Assignment: In the data, extract each line that holds the string "text".
(Extracted material Opens)
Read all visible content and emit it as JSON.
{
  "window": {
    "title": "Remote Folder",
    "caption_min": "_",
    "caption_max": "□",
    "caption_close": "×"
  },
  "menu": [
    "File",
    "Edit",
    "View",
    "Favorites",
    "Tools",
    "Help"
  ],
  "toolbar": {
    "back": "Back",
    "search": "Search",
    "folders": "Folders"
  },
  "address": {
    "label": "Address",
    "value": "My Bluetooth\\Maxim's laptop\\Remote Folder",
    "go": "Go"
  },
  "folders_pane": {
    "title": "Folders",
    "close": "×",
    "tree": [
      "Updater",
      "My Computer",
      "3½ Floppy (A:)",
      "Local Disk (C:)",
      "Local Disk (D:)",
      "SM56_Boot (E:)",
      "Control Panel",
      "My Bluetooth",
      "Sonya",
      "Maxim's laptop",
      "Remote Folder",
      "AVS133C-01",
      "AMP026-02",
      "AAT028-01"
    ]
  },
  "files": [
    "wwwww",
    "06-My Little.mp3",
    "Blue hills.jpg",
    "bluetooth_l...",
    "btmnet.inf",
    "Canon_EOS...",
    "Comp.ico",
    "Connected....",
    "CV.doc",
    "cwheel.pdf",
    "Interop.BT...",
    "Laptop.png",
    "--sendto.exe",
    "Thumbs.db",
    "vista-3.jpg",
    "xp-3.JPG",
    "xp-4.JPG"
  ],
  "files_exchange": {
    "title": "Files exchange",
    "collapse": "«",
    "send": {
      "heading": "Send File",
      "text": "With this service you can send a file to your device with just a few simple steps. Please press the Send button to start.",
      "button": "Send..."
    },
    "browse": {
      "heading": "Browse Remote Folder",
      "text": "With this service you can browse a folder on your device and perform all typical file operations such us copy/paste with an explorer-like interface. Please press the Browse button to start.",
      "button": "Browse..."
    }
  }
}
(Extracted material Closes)
Solution for this problem:
      "text": "With this service you can send a file to your device with just a few simple steps. Please press the Send button to start.",
      "text": "With this service you can browse a folder on your device and perform all typical file operations such us copy/paste with an explorer-like interface. Please press the Browse button to start.",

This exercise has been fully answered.